Web page and app entries:
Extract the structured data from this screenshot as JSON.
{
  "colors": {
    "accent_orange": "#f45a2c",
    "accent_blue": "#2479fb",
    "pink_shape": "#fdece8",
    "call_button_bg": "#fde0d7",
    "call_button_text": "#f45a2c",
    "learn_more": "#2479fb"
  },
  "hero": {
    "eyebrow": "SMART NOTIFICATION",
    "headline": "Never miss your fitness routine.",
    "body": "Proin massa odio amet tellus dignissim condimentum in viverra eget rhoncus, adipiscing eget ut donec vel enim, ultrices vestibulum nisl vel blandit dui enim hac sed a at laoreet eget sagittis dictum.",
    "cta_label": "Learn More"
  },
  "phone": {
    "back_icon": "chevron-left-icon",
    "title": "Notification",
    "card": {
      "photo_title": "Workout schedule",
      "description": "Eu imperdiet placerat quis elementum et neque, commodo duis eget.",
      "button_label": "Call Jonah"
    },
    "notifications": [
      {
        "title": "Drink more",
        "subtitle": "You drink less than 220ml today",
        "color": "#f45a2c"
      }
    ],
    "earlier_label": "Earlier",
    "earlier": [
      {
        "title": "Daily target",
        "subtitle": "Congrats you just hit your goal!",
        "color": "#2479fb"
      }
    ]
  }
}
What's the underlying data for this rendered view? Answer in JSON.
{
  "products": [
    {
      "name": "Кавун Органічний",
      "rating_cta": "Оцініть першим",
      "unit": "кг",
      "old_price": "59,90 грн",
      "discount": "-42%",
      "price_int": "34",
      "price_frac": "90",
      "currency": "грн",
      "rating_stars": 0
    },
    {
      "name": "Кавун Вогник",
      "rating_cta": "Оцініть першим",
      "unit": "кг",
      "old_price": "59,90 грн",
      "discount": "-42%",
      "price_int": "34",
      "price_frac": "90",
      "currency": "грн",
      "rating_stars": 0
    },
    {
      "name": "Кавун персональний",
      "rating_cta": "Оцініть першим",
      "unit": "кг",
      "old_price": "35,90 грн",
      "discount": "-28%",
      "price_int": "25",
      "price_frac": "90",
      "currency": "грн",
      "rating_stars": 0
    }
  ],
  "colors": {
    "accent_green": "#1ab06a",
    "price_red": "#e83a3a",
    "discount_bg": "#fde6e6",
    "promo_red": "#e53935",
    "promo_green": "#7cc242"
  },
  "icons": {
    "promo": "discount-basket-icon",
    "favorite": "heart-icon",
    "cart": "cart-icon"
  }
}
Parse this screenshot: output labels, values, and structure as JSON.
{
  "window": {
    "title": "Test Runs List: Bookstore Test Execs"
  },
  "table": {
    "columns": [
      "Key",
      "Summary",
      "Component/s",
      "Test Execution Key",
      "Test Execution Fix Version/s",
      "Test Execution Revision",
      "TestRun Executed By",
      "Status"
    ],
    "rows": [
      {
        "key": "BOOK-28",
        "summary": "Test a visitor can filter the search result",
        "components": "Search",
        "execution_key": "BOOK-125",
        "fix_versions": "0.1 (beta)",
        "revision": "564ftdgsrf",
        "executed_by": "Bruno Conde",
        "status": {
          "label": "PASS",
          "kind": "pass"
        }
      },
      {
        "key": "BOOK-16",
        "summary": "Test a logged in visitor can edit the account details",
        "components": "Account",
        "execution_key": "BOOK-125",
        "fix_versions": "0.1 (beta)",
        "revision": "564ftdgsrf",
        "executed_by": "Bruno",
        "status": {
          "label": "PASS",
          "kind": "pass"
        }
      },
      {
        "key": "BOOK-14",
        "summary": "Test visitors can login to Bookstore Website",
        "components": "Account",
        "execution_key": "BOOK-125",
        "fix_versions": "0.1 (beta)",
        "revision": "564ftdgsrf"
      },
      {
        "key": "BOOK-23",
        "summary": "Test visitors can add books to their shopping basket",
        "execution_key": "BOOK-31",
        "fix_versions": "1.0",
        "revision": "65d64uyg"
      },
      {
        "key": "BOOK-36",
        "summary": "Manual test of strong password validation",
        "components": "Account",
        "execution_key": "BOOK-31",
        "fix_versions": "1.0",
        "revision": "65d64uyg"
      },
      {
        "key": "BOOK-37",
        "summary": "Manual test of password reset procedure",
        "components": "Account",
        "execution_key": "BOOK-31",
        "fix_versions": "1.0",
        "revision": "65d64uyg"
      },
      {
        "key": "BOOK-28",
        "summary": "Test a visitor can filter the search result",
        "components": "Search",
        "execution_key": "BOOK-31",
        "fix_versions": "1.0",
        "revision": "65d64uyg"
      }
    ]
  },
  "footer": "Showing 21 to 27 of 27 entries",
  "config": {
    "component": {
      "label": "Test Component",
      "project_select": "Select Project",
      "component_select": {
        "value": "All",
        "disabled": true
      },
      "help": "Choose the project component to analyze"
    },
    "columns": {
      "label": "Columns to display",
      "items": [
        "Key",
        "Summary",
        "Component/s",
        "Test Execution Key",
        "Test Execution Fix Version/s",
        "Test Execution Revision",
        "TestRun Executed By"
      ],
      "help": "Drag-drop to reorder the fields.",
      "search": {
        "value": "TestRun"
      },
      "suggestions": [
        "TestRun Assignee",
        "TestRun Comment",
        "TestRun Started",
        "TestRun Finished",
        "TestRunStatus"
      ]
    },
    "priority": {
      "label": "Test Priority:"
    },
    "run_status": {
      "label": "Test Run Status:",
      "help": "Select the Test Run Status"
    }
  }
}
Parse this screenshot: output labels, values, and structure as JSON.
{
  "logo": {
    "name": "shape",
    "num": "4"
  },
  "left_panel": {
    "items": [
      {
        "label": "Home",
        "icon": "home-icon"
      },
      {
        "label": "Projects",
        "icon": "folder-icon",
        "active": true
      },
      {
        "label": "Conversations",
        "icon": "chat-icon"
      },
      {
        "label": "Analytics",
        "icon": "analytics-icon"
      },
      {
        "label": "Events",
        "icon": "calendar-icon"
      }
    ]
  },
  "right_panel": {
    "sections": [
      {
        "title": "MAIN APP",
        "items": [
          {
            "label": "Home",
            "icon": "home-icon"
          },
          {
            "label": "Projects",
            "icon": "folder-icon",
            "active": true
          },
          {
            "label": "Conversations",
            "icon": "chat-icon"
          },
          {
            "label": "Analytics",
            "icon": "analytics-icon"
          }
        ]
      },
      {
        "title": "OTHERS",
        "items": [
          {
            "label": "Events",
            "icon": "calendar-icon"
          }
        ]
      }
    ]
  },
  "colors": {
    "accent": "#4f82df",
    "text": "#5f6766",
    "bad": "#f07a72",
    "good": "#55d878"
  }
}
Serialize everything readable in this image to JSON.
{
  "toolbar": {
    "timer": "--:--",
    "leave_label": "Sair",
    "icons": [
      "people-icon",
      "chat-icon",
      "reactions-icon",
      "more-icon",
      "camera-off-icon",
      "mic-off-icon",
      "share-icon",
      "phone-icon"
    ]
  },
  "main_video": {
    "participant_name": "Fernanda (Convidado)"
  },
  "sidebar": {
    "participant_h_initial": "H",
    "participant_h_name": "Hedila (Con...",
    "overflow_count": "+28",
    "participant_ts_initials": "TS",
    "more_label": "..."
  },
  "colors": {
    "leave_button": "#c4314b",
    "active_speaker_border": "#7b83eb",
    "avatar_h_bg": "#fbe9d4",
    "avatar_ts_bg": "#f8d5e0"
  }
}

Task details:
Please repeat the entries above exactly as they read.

Written solution:
Extract the structured data from this screenshot as JSON.
{
  "colors": {
    "accent_orange": "#f45a2c",
    "accent_blue": "#2479fb",
    "pink_shape": "#fdece8",
    "call_button_bg": "#fde0d7",
    "call_button_text": "#f45a2c",
    "learn_more": "#2479fb"
  },
  "hero": {
    "eyebrow": "SMART NOTIFICATION",
    "headline": "Never miss your fitness routine.",
    "body": "Proin massa odio amet tellus dignissim condimentum in viverra eget rhoncus, adipiscing eget ut donec vel enim, ultrices vestibulum nisl vel blandit dui enim hac sed a at laoreet eget sagittis dictum.",
    "cta_label": "Learn More"
  },
  "phone": {
    "back_icon": "chevron-left-icon",
    "title": "Notification",
    "card": {
      "photo_title": "Workout schedule",
      "description": "Eu imperdiet placerat quis elementum et neque, commodo duis eget.",
      "button_label": "Call Jonah"
    },
    "notifications": [
      {
        "title": "Drink more",
        "subtitle": "You drink less than 220ml today",
        "color": "#f45a2c"
      }
    ],
    "earlier_label": "Earlier",
    "earlier": [
      {
        "title": "Daily target",
        "subtitle": "Congrats you just hit your goal!",
        "color": "#2479fb"
      }
    ]
  }
}
What's the underlying data for this rendered view? Answer in JSON.
{
  "products": [
    {
      "name": "Кавун Органічний",
      "rating_cta": "Оцініть першим",
      "unit": "кг",
      "old_price": "59,90 грн",
      "discount": "-42%",
      "price_int": "34",
      "price_frac": "90",
      "currency": "грн",
      "rating_stars": 0
    },
    {
      "name": "Кавун Вогник",
      "rating_cta": "Оцініть першим",
      "unit": "кг",
      "old_price": "59,90 грн",
      "discount": "-42%",
      "price_int": "34",
      "price_frac": "90",
      "currency": "грн",
      "rating_stars": 0
    },
    {
      "name": "Кавун персональний",
      "rating_cta": "Оцініть першим",
      "unit": "кг",
      "old_price": "35,90 грн",
      "discount": "-28%",
      "price_int": "25",
      "price_frac": "90",
      "currency": "грн",
      "rating_stars": 0
    }
  ],
  "colors": {
    "accent_green": "#1ab06a",
    "price_red": "#e83a3a",
    "discount_bg": "#fde6e6",
    "promo_red": "#e53935",
    "promo_green": "#7cc242"
  },
  "icons": {
    "promo": "discount-basket-icon",
    "favorite": "heart-icon",
    "cart": "cart-icon"
  }
}
Parse this screenshot: output labels, values, and structure as JSON.
{
  "window": {
    "title": "Test Runs List: Bookstore Test Execs"
  },
  "table": {
    "columns": [
      "Key",
      "Summary",
      "Component/s",
      "Test Execution Key",
      "Test Execution Fix Version/s",
      "Test Execution Revision",
      "TestRun Executed By",
      "Status"
    ],
    "rows": [
      {
        "key": "BOOK-28",
        "summary": "Test a visitor can filter the search result",
        "components": "Search",
        "execution_key": "BOOK-125",
        "fix_versions": "0.1 (beta)",
        "revision": "564ftdgsrf",
        "executed_by": "Bruno Conde",
        "status": {
          "label": "PASS",
          "kind": "pass"
        }
      },
      {
        "key": "BOOK-16",
        "summary": "Test a logged in visitor can edit the account details",
        "components": "Account",
        "execution_key": "BOOK-125",
        "fix_versions": "0.1 (beta)",
        "revision": "564ftdgsrf",
        "executed_by": "Bruno",
        "status": {
          "label": "PASS",
          "kind": "pass"
        }
      },
      {
        "key": "BOOK-14",
        "summary": "Test visitors can login to Bookstore Website",
        "components": "Account",
        "execution_key": "BOOK-125",
        "fix_versions": "0.1 (beta)",
        "revision": "564ftdgsrf"
      },
      {
        "key": "BOOK-23",
        "summary": "Test visitors can add books to their shopping basket",
        "execution_key": "BOOK-31",
        "fix_versions": "1.0",
        "revision": "65d64uyg"
      },
      {
        "key": "BOOK-36",
        "summary": "Manual test of strong password validation",
        "components": "Account",
        "execution_key": "BOOK-31",
        "fix_versions": "1.0",
        "revision": "65d64uyg"
      },
      {
        "key": "BOOK-37",
        "summary": "Manual test of password reset procedure",
        "components": "Account",
        "execution_key": "BOOK-31",
        "fix_versions": "1.0",
        "revision": "65d64uyg"
      },
      {
        "key": "BOOK-28",
        "summary": "Test a visitor can filter the search result",
        "components": "Search",
        "execution_key": "BOOK-31",
        "fix_versions": "1.0",
        "revision": "65d64uyg"
      }
    ]
  },
  "footer": "Showing 21 to 27 of 27 entries",
  "config": {
    "component": {
      "label": "Test Component",
      "project_select": "Select Project",
      "component_select": {
        "value": "All",
        "disabled": true
      },
      "help": "Choose the project component to analyze"
    },
    "columns": {
      "label": "Columns to display",
      "items": [
        "Key",
        "Summary",
        "Component/s",
        "Test Execution Key",
        "Test Execution Fix Version/s",
        "Test Execution Revision",
        "TestRun Executed By"
      ],
      "help": "Drag-drop to reorder the fields.",
      "search": {
        "value": "TestRun"
      },
      "suggestions": [
        "TestRun Assignee",
        "TestRun Comment",
        "TestRun Started",
        "TestRun Finished",
        "TestRunStatus"
      ]
    },
    "priority": {
      "label": "Test Priority:"
    },
    "run_status": {
      "label": "Test Run Status:",
      "help": "Select the Test Run Status"
    }
  }
}
Parse this screenshot: output labels, values, and structure as JSON.
{
  "logo": {
    "name": "shape",
    "num": "4"
  },
  "left_panel": {
    "items": [
      {
        "label": "Home",
        "icon": "home-icon"
      },
      {
        "label": "Projects",
        "icon": "folder-icon",
        "active": true
      },
      {
        "label": "Conversations",
        "icon": "chat-icon"
      },
      {
        "label": "Analytics",
        "icon": "analytics-icon"
      },
      {
        "label": "Events",
        "icon": "calendar-icon"
      }
    ]
  },
  "right_panel": {
    "sections": [
      {
        "title": "MAIN APP",
        "items": [
          {
            "label": "Home",
            "icon": "home-icon"
          },
          {
            "label": "Projects",
            "icon": "folder-icon",
            "active": true
          },
          {
            "label": "Conversations",
            "icon": "chat-icon"
          },
          {
            "label": "Analytics",
            "icon": "analytics-icon"
          }
        ]
      },
      {
        "title": "OTHERS",
        "items": [
          {
            "label": "Events",
            "icon": "calendar-icon"
          }
        ]
      }
    ]
  },
  "colors": {
    "accent": "#4f82df",
    "text": "#5f6766",
    "bad": "#f07a72",
    "good": "#55d878"
  }
}
Serialize everything readable in this image to JSON.
{
  "toolbar": {
    "timer": "--:--",
    "leave_label": "Sair",
    "icons": [
      "people-icon",
      "chat-icon",
      "reactions-icon",
      "more-icon",
      "camera-off-icon",
      "mic-off-icon",
      "share-icon",
      "phone-icon"
    ]
  },
  "main_video": {
    "participant_name": "Fernanda (Convidado)"
  },
  "sidebar": {
    "participant_h_initial": "H",
    "participant_h_name": "Hedila (Con...",
    "overflow_count": "+28",
    "participant_ts_initials": "TS",
    "more_label": "..."
  },
  "colors": {
    "leave_button": "#c4314b",
    "active_speaker_border": "#7b83eb",
    "avatar_h_bg": "#fbe9d4",
    "avatar_ts_bg": "#f8d5e0"
  }
}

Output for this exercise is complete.